Stored data below:

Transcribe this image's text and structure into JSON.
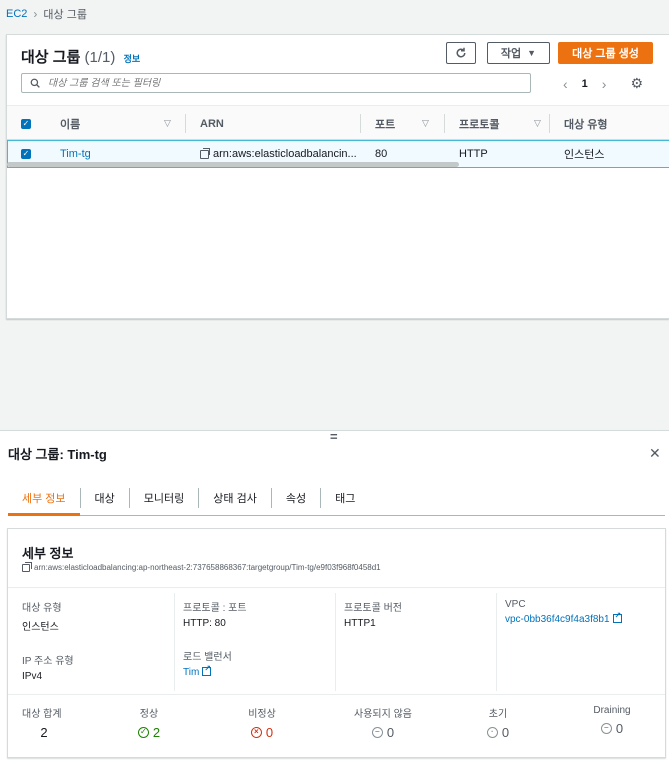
{
  "breadcrumb": {
    "root": "EC2",
    "current": "대상 그룹"
  },
  "panel": {
    "title": "대상 그룹",
    "count": "(1/1)",
    "info": "정보",
    "actions_label": "작업",
    "create_label": "대상 그룹 생성",
    "search_placeholder": "대상 그룹 검색 또는 필터링",
    "page": "1"
  },
  "table": {
    "columns": [
      "이름",
      "ARN",
      "포트",
      "프로토콜",
      "대상 유형"
    ],
    "rows": [
      {
        "name": "Tim-tg",
        "arn": "arn:aws:elasticloadbalancin...",
        "port": "80",
        "protocol": "HTTP",
        "target_type": "인스턴스"
      }
    ]
  },
  "split": {
    "title": "대상 그룹: Tim-tg",
    "tabs": [
      "세부 정보",
      "대상",
      "모니터링",
      "상태 검사",
      "속성",
      "태그"
    ],
    "details": {
      "title": "세부 정보",
      "arn": "arn:aws:elasticloadbalancing:ap-northeast-2:737658868367:targetgroup/Tim-tg/e9f03f968f0458d1",
      "fields": {
        "target_type_label": "대상 유형",
        "target_type": "인스턴스",
        "ip_type_label": "IP 주소 유형",
        "ip_type": "IPv4",
        "protocol_port_label": "프로토콜 : 포트",
        "protocol_port": "HTTP: 80",
        "lb_label": "로드 밸런서",
        "lb": "Tim",
        "protocol_version_label": "프로토콜 버전",
        "protocol_version": "HTTP1",
        "vpc_label": "VPC",
        "vpc": "vpc-0bb36f4c9f4a3f8b1"
      },
      "stats": [
        {
          "label": "대상 합계",
          "value": "2"
        },
        {
          "label": "정상",
          "value": "2"
        },
        {
          "label": "비정상",
          "value": "0"
        },
        {
          "label": "사용되지 않음",
          "value": "0"
        },
        {
          "label": "초기",
          "value": "0"
        },
        {
          "label": "Draining",
          "value": "0"
        }
      ]
    }
  },
  "colors": {
    "accent": "#ec7211",
    "link": "#0073bb",
    "healthy": "#1d8102",
    "unhealthy": "#d13212",
    "neutral": "#687078"
  }
}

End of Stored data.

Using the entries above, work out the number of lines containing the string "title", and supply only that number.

3